To say Hallford is proud of his students is an understatement.

?Many students have developed into faculty members in various departments in the college,? Hallford said. ?Other students have gone on to become faculty members in animal science at other institutions.? He added that some graduates have worked their way into department head and dean positions, while others have gone on to become successful veterinarians.

Hubbert simply stated that, ?Dennis? legacy is all the great students that have come out of the program.?

In addition to his teaching career, Hallford has a long list of accolades as a researcher, specializing in the evaluation of endocrine influences on the reproductive function in domestic animals.

?There are two or three things in my career over the last 40 years regarding research that have had a major impact on livestock production,? Hallford explained. ?I was involved in FDA studies to make available for sheep producers a new method for synchronizing estrus in sheep, which determines when they will breed.? The results of the studies reflected that the meat from animals taking part in this process was safe for human consumption.

When asked about the changes he has seen in the college during his tenure at NMSU, Hallford instead emphasized what has not changed. He could not hide his pride about the continuous success in the college.

?It?s been remarkably stable in terms of quality education, and we?ve been successful in placing the students after graduation,? he said. ?Close relationships between students and faculty are established, and it?s a very personal experience for the students.?

Another aspect that has not changed is the quality faculty, according to Hallford.

?We hire young faculty members who are excited about teaching and conducting research,? he said. ?It?s been a lot of fun to watch this program grow, and it?s developed into one of the best in the nation.?

NMSU?s animal science graduate program was ranked sixth in the country on Graduate Programs? spring 2015 list.
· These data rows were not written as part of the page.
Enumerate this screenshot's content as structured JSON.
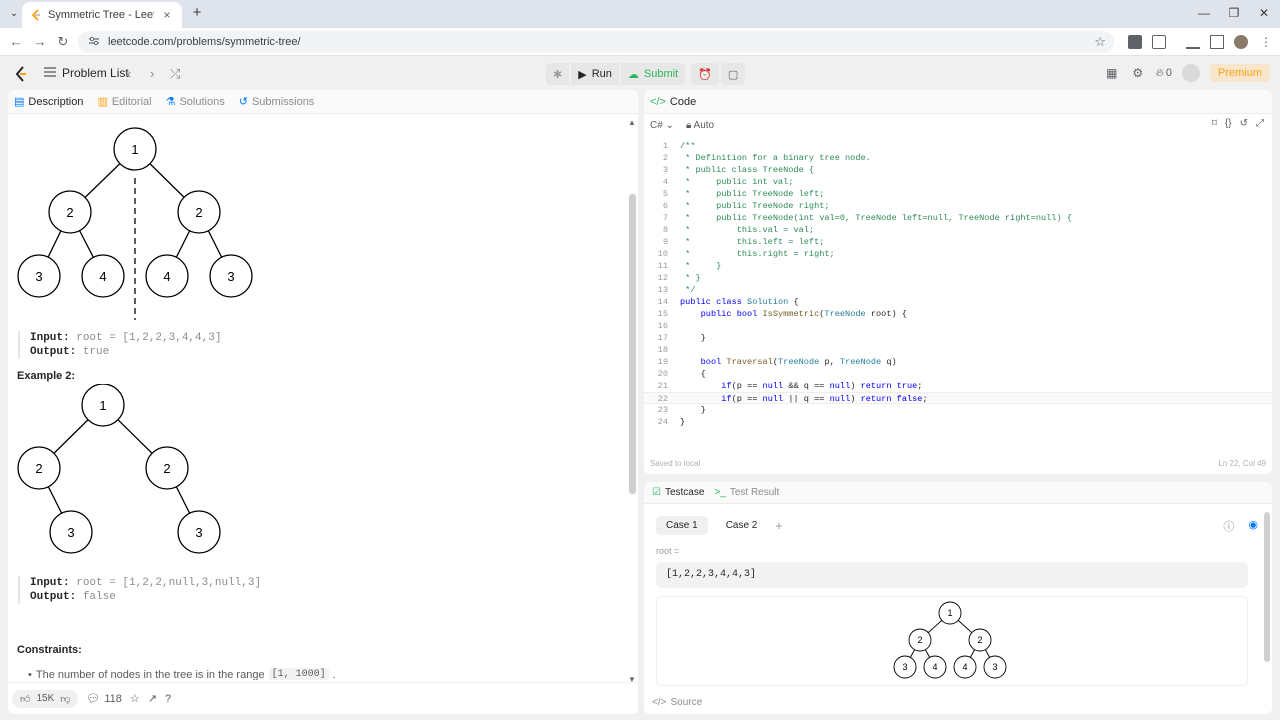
{
  "browser": {
    "tab_title": "Symmetric Tree - LeetCode",
    "url": "leetcode.com/problems/symmetric-tree/",
    "new_tab_symbol": "+",
    "close_symbol": "×"
  },
  "nav": {
    "problem_list_label": "Problem List",
    "run_label": "Run",
    "submit_label": "Submit",
    "streak_count": "0",
    "premium_label": "Premium"
  },
  "left_tabs": [
    {
      "label": "Description"
    },
    {
      "label": "Editorial"
    },
    {
      "label": "Solutions"
    },
    {
      "label": "Submissions"
    }
  ],
  "example1": {
    "tree_nodes": [
      "1",
      "2",
      "2",
      "3",
      "4",
      "4",
      "3"
    ],
    "input_key": "Input:",
    "input_value": "root = [1,2,2,3,4,4,3]",
    "output_key": "Output:",
    "output_value": "true"
  },
  "example2": {
    "title": "Example 2:",
    "tree_nodes": [
      "1",
      "2",
      "2",
      "3",
      "3"
    ],
    "input_key": "Input:",
    "input_value": "root = [1,2,2,null,3,null,3]",
    "output_key": "Output:",
    "output_value": "false"
  },
  "constraints": {
    "title": "Constraints:",
    "item_text": "The number of nodes in the tree is in the range",
    "item_range": "[1, 1000]",
    "item_end": "."
  },
  "bottom_bar": {
    "likes": "15K",
    "comments": "118"
  },
  "code_panel": {
    "tab_label": "Code",
    "language": "C#",
    "mode": "Auto",
    "status": "Saved to local",
    "cursor": "Ln 22, Col 49",
    "lines": [
      {
        "n": "1",
        "tokens": [
          {
            "t": "/**",
            "c": "comment"
          }
        ]
      },
      {
        "n": "2",
        "tokens": [
          {
            "t": " * Definition for a binary tree node.",
            "c": "comment"
          }
        ]
      },
      {
        "n": "3",
        "tokens": [
          {
            "t": " * public class TreeNode {",
            "c": "comment"
          }
        ]
      },
      {
        "n": "4",
        "tokens": [
          {
            "t": " *     public int val;",
            "c": "comment"
          }
        ]
      },
      {
        "n": "5",
        "tokens": [
          {
            "t": " *     public TreeNode left;",
            "c": "comment"
          }
        ]
      },
      {
        "n": "6",
        "tokens": [
          {
            "t": " *     public TreeNode right;",
            "c": "comment"
          }
        ]
      },
      {
        "n": "7",
        "tokens": [
          {
            "t": " *     public TreeNode(int val=0, TreeNode left=null, TreeNode right=null) {",
            "c": "comment"
          }
        ]
      },
      {
        "n": "8",
        "tokens": [
          {
            "t": " *         this.val = val;",
            "c": "comment"
          }
        ]
      },
      {
        "n": "9",
        "tokens": [
          {
            "t": " *         this.left = left;",
            "c": "comment"
          }
        ]
      },
      {
        "n": "10",
        "tokens": [
          {
            "t": " *         this.right = right;",
            "c": "comment"
          }
        ]
      },
      {
        "n": "11",
        "tokens": [
          {
            "t": " *     }",
            "c": "comment"
          }
        ]
      },
      {
        "n": "12",
        "tokens": [
          {
            "t": " * }",
            "c": "comment"
          }
        ]
      },
      {
        "n": "13",
        "tokens": [
          {
            "t": " */",
            "c": "comment"
          }
        ]
      },
      {
        "n": "14",
        "tokens": [
          {
            "t": "public class ",
            "c": "kw"
          },
          {
            "t": "Solution",
            "c": "type"
          },
          {
            "t": " {",
            "c": "plain"
          }
        ]
      },
      {
        "n": "15",
        "tokens": [
          {
            "t": "    public bool ",
            "c": "kw"
          },
          {
            "t": "IsSymmetric",
            "c": "fn"
          },
          {
            "t": "(",
            "c": "plain"
          },
          {
            "t": "TreeNode",
            "c": "type"
          },
          {
            "t": " root) {",
            "c": "plain"
          }
        ]
      },
      {
        "n": "16",
        "tokens": [
          {
            "t": "",
            "c": "plain"
          }
        ]
      },
      {
        "n": "17",
        "tokens": [
          {
            "t": "    }",
            "c": "plain"
          }
        ]
      },
      {
        "n": "18",
        "tokens": [
          {
            "t": "",
            "c": "plain"
          }
        ]
      },
      {
        "n": "19",
        "tokens": [
          {
            "t": "    bool ",
            "c": "kw"
          },
          {
            "t": "Traversal",
            "c": "fn"
          },
          {
            "t": "(",
            "c": "plain"
          },
          {
            "t": "TreeNode",
            "c": "type"
          },
          {
            "t": " p, ",
            "c": "plain"
          },
          {
            "t": "TreeNode",
            "c": "type"
          },
          {
            "t": " q)",
            "c": "plain"
          }
        ]
      },
      {
        "n": "20",
        "tokens": [
          {
            "t": "    {",
            "c": "plain"
          }
        ]
      },
      {
        "n": "21",
        "tokens": [
          {
            "t": "        if",
            "c": "kw"
          },
          {
            "t": "(p == ",
            "c": "plain"
          },
          {
            "t": "null",
            "c": "kw"
          },
          {
            "t": " && q == ",
            "c": "plain"
          },
          {
            "t": "null",
            "c": "kw"
          },
          {
            "t": ") ",
            "c": "plain"
          },
          {
            "t": "return true",
            "c": "kw"
          },
          {
            "t": ";",
            "c": "plain"
          }
        ]
      },
      {
        "n": "22",
        "tokens": [
          {
            "t": "        if",
            "c": "kw"
          },
          {
            "t": "(p == ",
            "c": "plain"
          },
          {
            "t": "null",
            "c": "kw"
          },
          {
            "t": " || q == ",
            "c": "plain"
          },
          {
            "t": "null",
            "c": "kw"
          },
          {
            "t": ") ",
            "c": "plain"
          },
          {
            "t": "return false",
            "c": "kw"
          },
          {
            "t": ";",
            "c": "plain"
          }
        ]
      },
      {
        "n": "23",
        "tokens": [
          {
            "t": "    }",
            "c": "plain"
          }
        ]
      },
      {
        "n": "24",
        "tokens": [
          {
            "t": "}",
            "c": "plain"
          }
        ]
      }
    ]
  },
  "test_panel": {
    "tab_testcase": "Testcase",
    "tab_result": "Test Result",
    "cases": [
      {
        "label": "Case 1"
      },
      {
        "label": "Case 2"
      }
    ],
    "add_case": "+",
    "param_label": "root =",
    "param_value": "[1,2,2,3,4,4,3]",
    "tree_nodes": [
      "1",
      "2",
      "2",
      "3",
      "4",
      "4",
      "3"
    ],
    "source_label": "Source"
  },
  "colors": {
    "accent": "#ffa116",
    "submit_green": "#2db55d",
    "description_blue": "#007aff"
  }
}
Graduate Programs is a website geared toward prospective graduate students. NMSU was also named the fifth best pre-veterinary college in the nation by VetTechColleges.com in 2014.

This semester Hallford is teaching a graduate level endocrinology class, as well as an anatomy and physiology undergraduate level class. He will need to add quite a few names to his growing list of undergraduate and graduate students whom he plans to keep track of and know where they will be in the future.